Providence Journal, Oct. 4, 2005
by Scott Mayerowitz, Journal State House Bureau
PROVIDENCE -- Governor Carcieri this afternoon called on the General Assembly to return for a special session in order to enact two of his initiatives: a state ``sales tax holiday’’ and a plan to help low-income seniors and the disabled pay their energy bills this winter.
The Republican governor is proposing a one-time waiver of the state’s 7-percent sales tax on the Saturday and Sunday immediately following Thanksgiving. The Friday after Thanksgiving, referred to in the retail world as ``Black Friday’’ is traditionally one of the busiest shopping days of the year.
Carcieri is also asking lawmakers to approve a permanent two-day sales tax holiday every August.
Sales tax is the state’s second highest source of revenue -- after personal income tax -- estimated to bring in $887.8 million this year. The state budget office estimates that a November tax holiday would cost the state about $6 million in lost taxes on $82.2 million in sales.
The August holiday would generate $72.9 million in sales, creating a tax shortfall of $5.1 million, according to budget office estimates.

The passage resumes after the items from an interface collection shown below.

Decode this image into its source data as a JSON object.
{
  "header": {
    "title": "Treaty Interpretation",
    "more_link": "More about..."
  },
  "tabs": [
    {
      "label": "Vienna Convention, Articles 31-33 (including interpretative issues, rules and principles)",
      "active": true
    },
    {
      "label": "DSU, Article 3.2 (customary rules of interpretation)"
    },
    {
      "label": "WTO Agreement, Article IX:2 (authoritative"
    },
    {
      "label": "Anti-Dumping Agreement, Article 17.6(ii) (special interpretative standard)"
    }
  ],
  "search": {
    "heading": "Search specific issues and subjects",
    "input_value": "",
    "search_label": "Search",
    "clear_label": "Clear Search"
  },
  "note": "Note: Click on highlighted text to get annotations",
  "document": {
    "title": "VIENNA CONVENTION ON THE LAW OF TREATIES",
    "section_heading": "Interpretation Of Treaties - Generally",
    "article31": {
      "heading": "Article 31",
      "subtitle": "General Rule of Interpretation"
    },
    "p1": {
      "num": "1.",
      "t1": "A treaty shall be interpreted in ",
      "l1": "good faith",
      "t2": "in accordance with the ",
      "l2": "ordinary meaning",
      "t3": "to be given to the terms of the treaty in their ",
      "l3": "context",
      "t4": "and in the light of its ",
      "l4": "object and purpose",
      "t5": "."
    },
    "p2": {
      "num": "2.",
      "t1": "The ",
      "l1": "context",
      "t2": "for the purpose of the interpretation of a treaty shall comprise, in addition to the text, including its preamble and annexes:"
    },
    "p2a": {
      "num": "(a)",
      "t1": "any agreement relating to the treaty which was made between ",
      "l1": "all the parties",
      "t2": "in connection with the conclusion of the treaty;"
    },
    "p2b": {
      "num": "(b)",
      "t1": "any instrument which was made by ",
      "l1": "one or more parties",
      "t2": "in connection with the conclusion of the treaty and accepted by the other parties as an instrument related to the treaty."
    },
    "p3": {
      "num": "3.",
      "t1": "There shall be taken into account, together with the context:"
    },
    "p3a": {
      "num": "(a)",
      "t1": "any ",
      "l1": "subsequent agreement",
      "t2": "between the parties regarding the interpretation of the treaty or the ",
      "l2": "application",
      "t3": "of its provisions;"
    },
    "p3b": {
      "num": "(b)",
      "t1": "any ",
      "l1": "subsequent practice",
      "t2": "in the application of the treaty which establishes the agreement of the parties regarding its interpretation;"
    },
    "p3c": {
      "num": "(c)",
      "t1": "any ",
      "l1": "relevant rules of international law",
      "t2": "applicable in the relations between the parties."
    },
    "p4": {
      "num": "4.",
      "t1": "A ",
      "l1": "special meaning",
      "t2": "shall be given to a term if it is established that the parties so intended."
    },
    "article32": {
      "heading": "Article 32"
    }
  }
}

During the holiday, the state would not collect sales tax on most goods costing $2,500 or less. Several items would be exempt from the holiday, including automobiles, telecommunications services, cigarettes, restaurant meals, hotel accommodations and all business-to-business transactions.
The governor argued that a sales tax holiday in late November would help retailers and consumers who are feeling the pinch of increased energy prices. A sales tax holiday would also give Rhode Island retailers the opportunity to make up for sales lost to Massachusetts retailers during Massachusetts’ sales tax holiday in August.
Last year and this year, Massachusetts held sales tax holidays, waiving its 5-percent tax.
Massachusetts has anticipated losing about $14.5 million on about $300 million in purchases during its Aug 13-14 holiday this year, according to the state Department of Revenue. Final numbers are expected in mid-December.
The governor’s office said that last year sales tax holidays were also enacted in: Connecticut; the District of Columbia; Florida; Georgia; Iowa; Missouri; New York; North Carolina; South Carolina; Texas; and New Mexico.
Lt. Gov. Charles J. Fogarty, who plans to run against Carcieri in 2006, has also supported the idea and the Providence Chamber of Commerce has said it will make tax-holiday legislation a primary initiative during the upcoming General Assembly session.
On a separate front, the governor is also asking lawmakers to consider using greater-than-expected revenues from electricity and natural gas gross earnings taxes -- a tax that Rhode Island utility consumers pay -- to create a fund to help Rhode Island senior citizens and individuals with disabilities pay their home heating bills.
The fund would supplement assistance from the federal government’s Low Income Home Energy Assistance Program (LIHEAP).
Because of rising energy prices, the federal funding is not expected to be sufficient, Carcieri said.
Currently, Rhode Island expects to receive $12.2 million in funding, down from $15.3 million last year. As a result, the number of Rhode Islanders served by the program is expected to drop from 27,000 to approximately 20,000.The funding is expected to run out by January.
Carcieri proposes taking the $3.7 million in additional utility gross earnings taxes and establishing a special emergency assistance fund for people over age 60 and individuals with disabilities that qualify for federal Social Security Insurance benefits. The average assistance would be between $375 and $650.
Calling a special session is a risk for Carcieri.
The governor vetoed several bills this year including a minimum wage increase, legislation allowing the use of marijuana to ease the pain of the seriously ill and a highly-controversial bill that would have allowed child-care workers to unionize.
If the Democrat-dominated Assembly returns, they could take up several of the measures that Carcieri has -- until now -- successfully killed off.